  • - Single-word reviews. Other people will read your review to discover why you liked or didn't like the title. Be descriptive.
  • - Comments focusing on the author or that may ruin the ending for others
  • - Phone numbers, addresses, URLs
  • - Pricing and availability information or alternative ordering information
  • - Advertisements or commercial solicitation

Reminder:

  • - By submitting a review, you grant to Barnes & Noble.com and its sublicensees the royalty-free, perpetual, irrevocable right and license to use the review in accordance with the Barnes & Noble.com Terms of Use.
  • - Barnes & Noble.com reserves the right not to post any review -- particularly those that do not follow the terms and conditions of these Rules. Barnes & Noble.com also reserves the right to remove any review at any time without notice.
  • - See Terms of Use for other conditions and disclaimers.
Search for Products You'd Like to Recommend

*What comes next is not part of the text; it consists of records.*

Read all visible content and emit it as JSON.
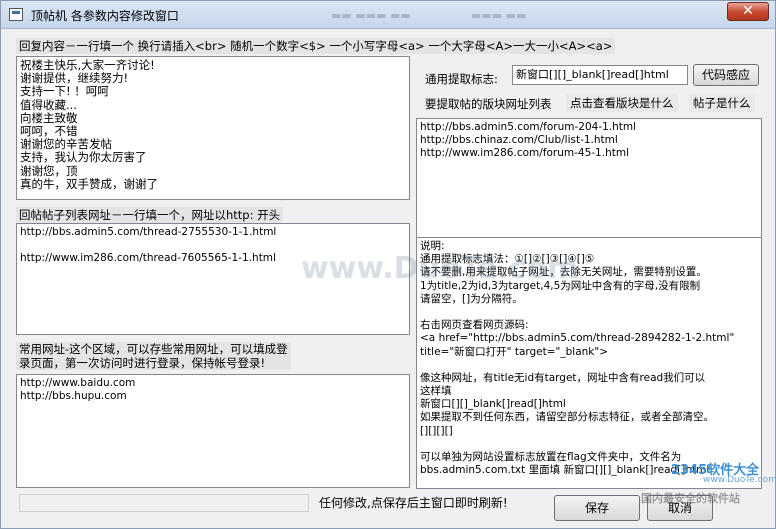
{
  "window": {
    "title": "顶帖机 各参数内容修改窗口",
    "close_glyph": "✕"
  },
  "reply": {
    "label": "回复内容－一行填一个   换行请插入<br> 随机一个数字<$> 一个小写字母<a> 一个大字母<A>一大一小<A><a>",
    "lines": [
      "祝楼主快乐,大家一齐讨论!",
      "谢谢提供，继续努力!",
      "支持一下! ！呵呵",
      "值得收藏...",
      "向楼主致敬",
      "呵呵，不错",
      "谢谢您的辛苦发帖",
      "支持，我认为你太厉害了",
      "谢谢您，顶",
      "真的牛，双手赞成，谢谢了"
    ]
  },
  "thread_urls": {
    "label": "回帖帖子列表网址－一行填一个，网址以http:  开头",
    "lines": [
      "http://bbs.admin5.com/thread-2755530-1-1.html",
      "",
      "http://www.im286.com/thread-7605565-1-1.html"
    ]
  },
  "common_urls": {
    "label_line1": "常用网址-这个区域，可以存些常用网址，可以填成登",
    "label_line2": "录页面，第一次访问时进行登录，保持帐号登录!",
    "lines": [
      "http://www.baidu.com",
      "http://bbs.hupu.com"
    ]
  },
  "extract": {
    "label": "通用提取标志:",
    "value": "新窗口[][]_blank[]read[]html",
    "sense_button": "代码感应"
  },
  "forum_list": {
    "label": "要提取帖的版块网址列表",
    "view_link": "点击查看版块是什么",
    "what_link": "帖子是什么",
    "lines": [
      "http://bbs.admin5.com/forum-204-1.html",
      "http://bbs.chinaz.com/Club/list-1.html",
      "http://www.im286.com/forum-45-1.html"
    ]
  },
  "notes": {
    "lines": [
      "说明:",
      "通用提取标志填法：①[]②[]③[]④[]⑤",
      "请不要删,用来提取帖子网址，去除无关网址，需要特别设置。",
      "1为title,2为id,3为target,4,5为网址中含有的字母,没有限制",
      "请留空，[]为分隔符。",
      "",
      "右击网页查看网页源码:",
      "<a href=\"http://bbs.admin5.com/thread-2894282-1-2.html\"",
      "title=\"新窗口打开\" target=\"_blank\">",
      "",
      "像这种网址，有title无id有target，网址中含有read我们可以",
      "这样填",
      "新窗口[][]_blank[]read[]html",
      "如果提取不到任何东西，请留空部分标志特征，或者全部清空。",
      "[][][][]",
      "",
      "可以单独为网站设置标志放置在flag文件夹中，文件名为",
      "bbs.admin5.com.txt 里面填    新窗口[][]_blank[]read[]html"
    ]
  },
  "footer": {
    "status_text": "任何修改,点保存后主窗口即时刷新!",
    "save_button": "保存",
    "cancel_button": "取消"
  },
  "watermarks": {
    "center": "www.DuoTe.com",
    "corner_brand": "2345软件大全",
    "corner_url": "www.DuoTe.com",
    "corner_tagline": "国内最安全的软件站"
  }
}
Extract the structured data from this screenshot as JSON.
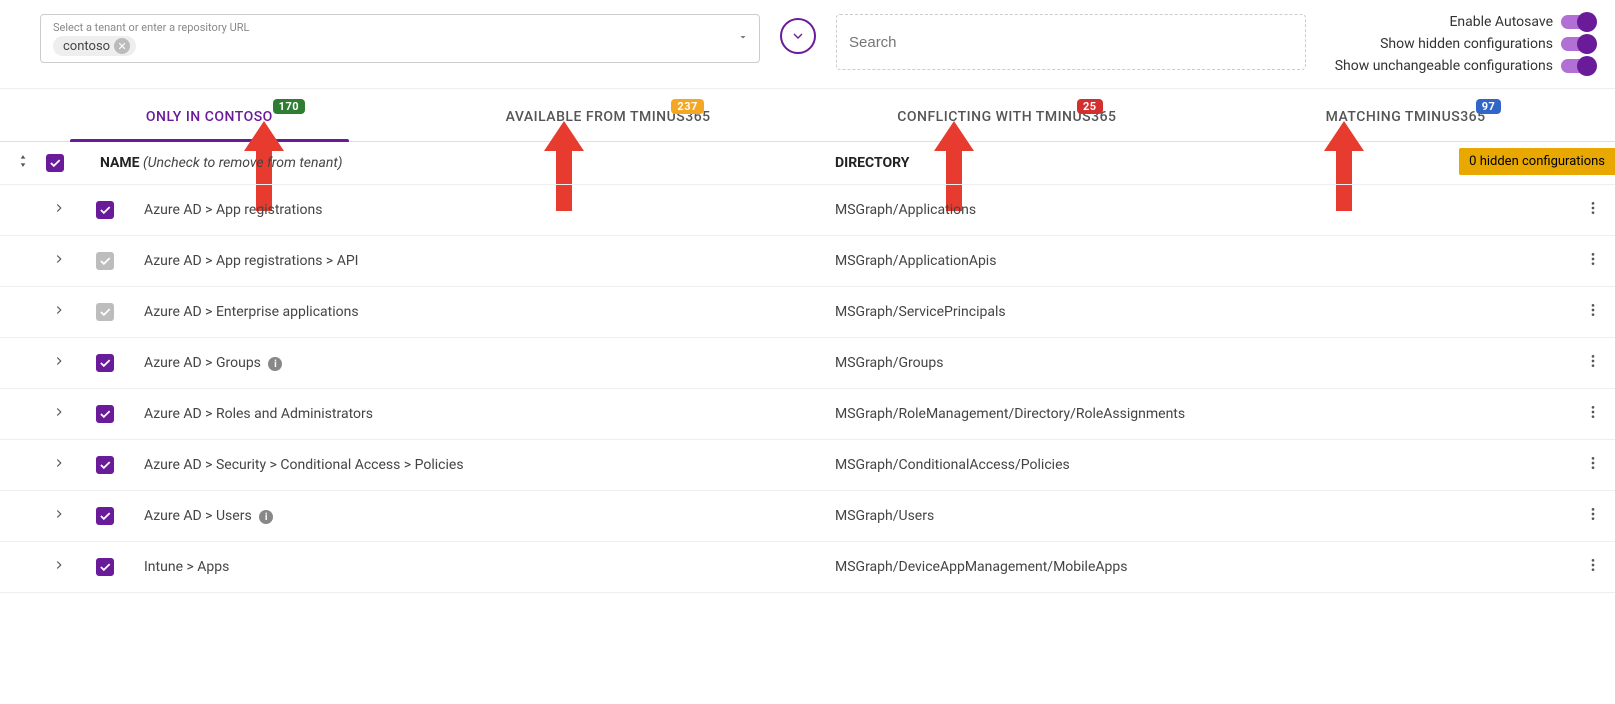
{
  "header": {
    "tenantSelect": {
      "label": "Select a tenant or enter a repository URL",
      "chip": "contoso"
    },
    "searchPlaceholder": "Search",
    "toggles": {
      "autosave": "Enable Autosave",
      "hidden": "Show hidden configurations",
      "unchangeable": "Show unchangeable configurations"
    }
  },
  "tabs": {
    "only": {
      "label": "ONLY IN CONTOSO",
      "badge": "170"
    },
    "available": {
      "label": "AVAILABLE FROM TMINUS365",
      "badge": "237"
    },
    "conflicting": {
      "label": "CONFLICTING WITH TMINUS365",
      "badge": "25"
    },
    "matching": {
      "label": "MATCHING TMINUS365",
      "badge": "97"
    }
  },
  "tableHeader": {
    "name": "NAME",
    "nameHint": "(Uncheck to remove from tenant)",
    "directory": "DIRECTORY",
    "hiddenBadge": "0 hidden configurations"
  },
  "rows": [
    {
      "chk": "checked",
      "name": "Azure AD > App registrations",
      "dir": "MSGraph/Applications",
      "info": false
    },
    {
      "chk": "indet",
      "name": "Azure AD > App registrations > API",
      "dir": "MSGraph/ApplicationApis",
      "info": false
    },
    {
      "chk": "indet",
      "name": "Azure AD > Enterprise applications",
      "dir": "MSGraph/ServicePrincipals",
      "info": false
    },
    {
      "chk": "checked",
      "name": "Azure AD > Groups",
      "dir": "MSGraph/Groups",
      "info": true
    },
    {
      "chk": "checked",
      "name": "Azure AD > Roles and Administrators",
      "dir": "MSGraph/RoleManagement/Directory/RoleAssignments",
      "info": false
    },
    {
      "chk": "checked",
      "name": "Azure AD > Security > Conditional Access > Policies",
      "dir": "MSGraph/ConditionalAccess/Policies",
      "info": false
    },
    {
      "chk": "checked",
      "name": "Azure AD > Users",
      "dir": "MSGraph/Users",
      "info": true
    },
    {
      "chk": "checked",
      "name": "Intune > Apps",
      "dir": "MSGraph/DeviceAppManagement/MobileApps",
      "info": false
    }
  ]
}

Recommend other products that relate to your review. Just search for them below and share!

Create a Pen Name

Your Pen Name is your unique identity on BN.com. It will appear on the reviews you write and other website activities. Your Pen Name cannot be edited, changed or deleted once submitted.

 
Your Pen Name can be any combination of alphanumeric characters (plus - and _), and must be at least two characters long.

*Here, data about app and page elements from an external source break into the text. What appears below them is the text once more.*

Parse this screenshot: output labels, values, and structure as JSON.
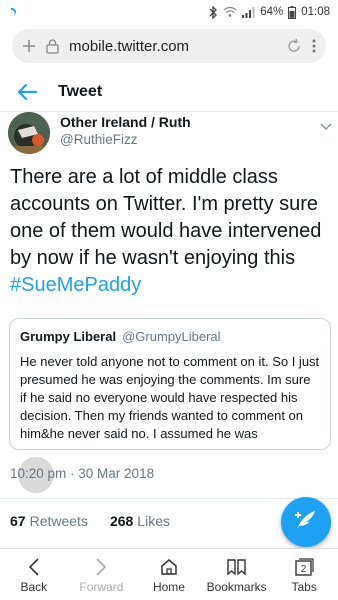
{
  "status_bar": {
    "battery_percent": "64%",
    "time": "01:08"
  },
  "browser": {
    "url": "mobile.twitter.com"
  },
  "header": {
    "title": "Tweet"
  },
  "tweet": {
    "author_name": "Other Ireland / Ruth",
    "author_handle": "@RuthieFizz",
    "text": "There are a lot of middle class accounts on Twitter. I'm pretty sure one of them would have intervened by now if he wasn't enjoying this ",
    "hashtag": "#SueMePaddy",
    "timestamp": "10:20 pm · 30 Mar 2018",
    "retweets_count": "67",
    "retweets_label": "Retweets",
    "likes_count": "268",
    "likes_label": "Likes"
  },
  "quote": {
    "name": "Grumpy Liberal",
    "handle": "@GrumpyLiberal",
    "text": "He never told anyone not to comment on it. So I just presumed he was enjoying the comments. Im sure if he said no everyone would have respected his decision. Then my friends wanted to comment on him&he never said no. I assumed he was"
  },
  "bottom_nav": {
    "back": "Back",
    "forward": "Forward",
    "home": "Home",
    "bookmarks": "Bookmarks",
    "tabs": "Tabs",
    "tabs_count": "2"
  },
  "colors": {
    "accent": "#1da1f2",
    "secondary_text": "#657786"
  },
  "icons": [
    "bluetooth-icon",
    "wifi-icon",
    "signal-icon",
    "battery-icon",
    "add-tab-icon",
    "lock-icon",
    "refresh-icon",
    "more-icon",
    "back-arrow-icon",
    "chevron-down-icon",
    "compose-icon",
    "back-icon",
    "forward-icon",
    "home-icon",
    "bookmarks-icon",
    "tabs-icon"
  ]
}
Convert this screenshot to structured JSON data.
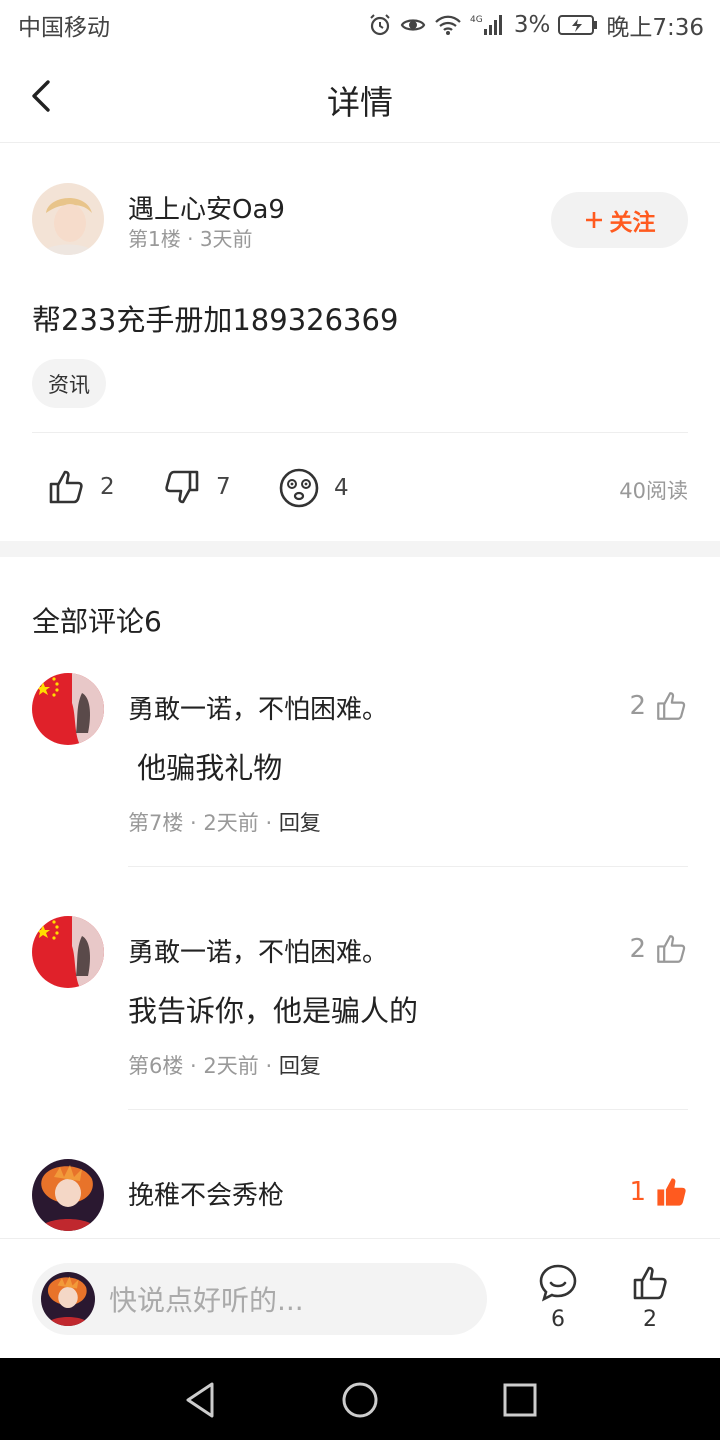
{
  "status_bar": {
    "carrier": "中国移动",
    "network": "4G",
    "battery": "3%",
    "time": "晚上7:36"
  },
  "header": {
    "title": "详情",
    "back_icon": "chevron-left-icon"
  },
  "post": {
    "author": "遇上心安Oa9",
    "floor": "第1楼",
    "time": "3天前",
    "follow_label": "关注",
    "content": "帮233充手册加189326369",
    "tag": "资讯",
    "likes": "2",
    "dislikes": "7",
    "wow": "4",
    "reads": "40阅读"
  },
  "comments": {
    "title": "全部评论6",
    "reply_label": "回复",
    "items": [
      {
        "name": "勇敢一诺，不怕困难。",
        "text": " 他骗我礼物",
        "floor": "第7楼",
        "time": "2天前",
        "likes": "2",
        "liked": false
      },
      {
        "name": "勇敢一诺，不怕困难。",
        "text": "我告诉你，他是骗人的",
        "floor": "第6楼",
        "time": "2天前",
        "likes": "2",
        "liked": false
      },
      {
        "name": "挽稚不会秀枪",
        "text": "",
        "floor": "",
        "time": "",
        "likes": "1",
        "liked": true
      }
    ]
  },
  "bottom_bar": {
    "placeholder": "快说点好听的...",
    "comment_count": "6",
    "like_count": "2"
  },
  "colors": {
    "accent": "#ff5a1f",
    "muted": "#999999",
    "divider": "#eeeeee"
  }
}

Continue Anonymously
Sort by: Showing 1 Customer Reviews
  • Anonymous

    Posted January 22, 2008

    A staple for Flash users, new and old

    Foundation Flash CS3 is written from the perspective of two dedicated developers who want to keep interested themselves, which helps them hit just the right audience. They pepper in the right balance of instruction and aside comments ¿ tossing in a very healthy helping of code samples for you to write and test on the fly 'which I greatly appreciated'. Being experienced with Flash ¿ my goal was to reacquaint from the ground up, to make sure I didn¿t miss any of the new features. What I got out of it was exactly that. Yet throughout my reading/testing I kept wondering how a beginner might take in all of its insights. I¿d rightly guess that there would be a low ¿glaze over¿ factor¿with paced reading, and going through the samples 'and re-going though if need be' ¿ someone new to flash would springboard into understanding! Who is this book not for? Well, it is definitely light on the fundamental shift in understanding between AS2 code and AS3. For developers whose true goal is learning AS3 specifically, you will want to seek out something else. At the same time this book understands its spot. It¿s called Foundation Flash CS3 for Designers, after all :p Yet¿and this is a big positive yet¿because of all the ActionScript samples it is a great practice ground to acquaint yourself with the newer syntax. In short- not heavy on the theory, but a good deal of practice. As a developer making the leap to AS3, I enjoyed it for that aspect¿especially when the practical exercises are fun to read complete with pop-web-culture references including pixyland.org, the Tron Guy, and more! Further comments? Well, it¿s long¿550 pages of book keyed to one version of Flash 'CS3', so for the amount of time it takes to go through, well you hope that CS4 doesn¿t make things fully obsolete. But who ever didn¿t buy a book because it was too long! Even for those pressed for time, it¿s something you can pick up and use as a reference, or glean from the chapters you find relevant. In example, the timeline interface hasn¿t chanced oh-so-much, so I was able to blaze through the Animation chapter, however I found a particular interest and education to the Audio chapter 'color me noob was my first time working with a SoundChannel object. You make a full MP3 player interface on page 224!'. It¿s lighter on the theory ¿ heavy on getting a full understanding and usage out of the Adobe Flash API 'even a full section on mobile development process' and is creative enough to perhaps suggest a new idea or two in how a developer might use Flash differently.

    Was this review helpful? Yes  No   Report this review
Sort by: Showing 1 Customer Reviews

If you find inappropriate content, please report it to Barnes & Noble
Why is this product inappropriate?
Comments (optional)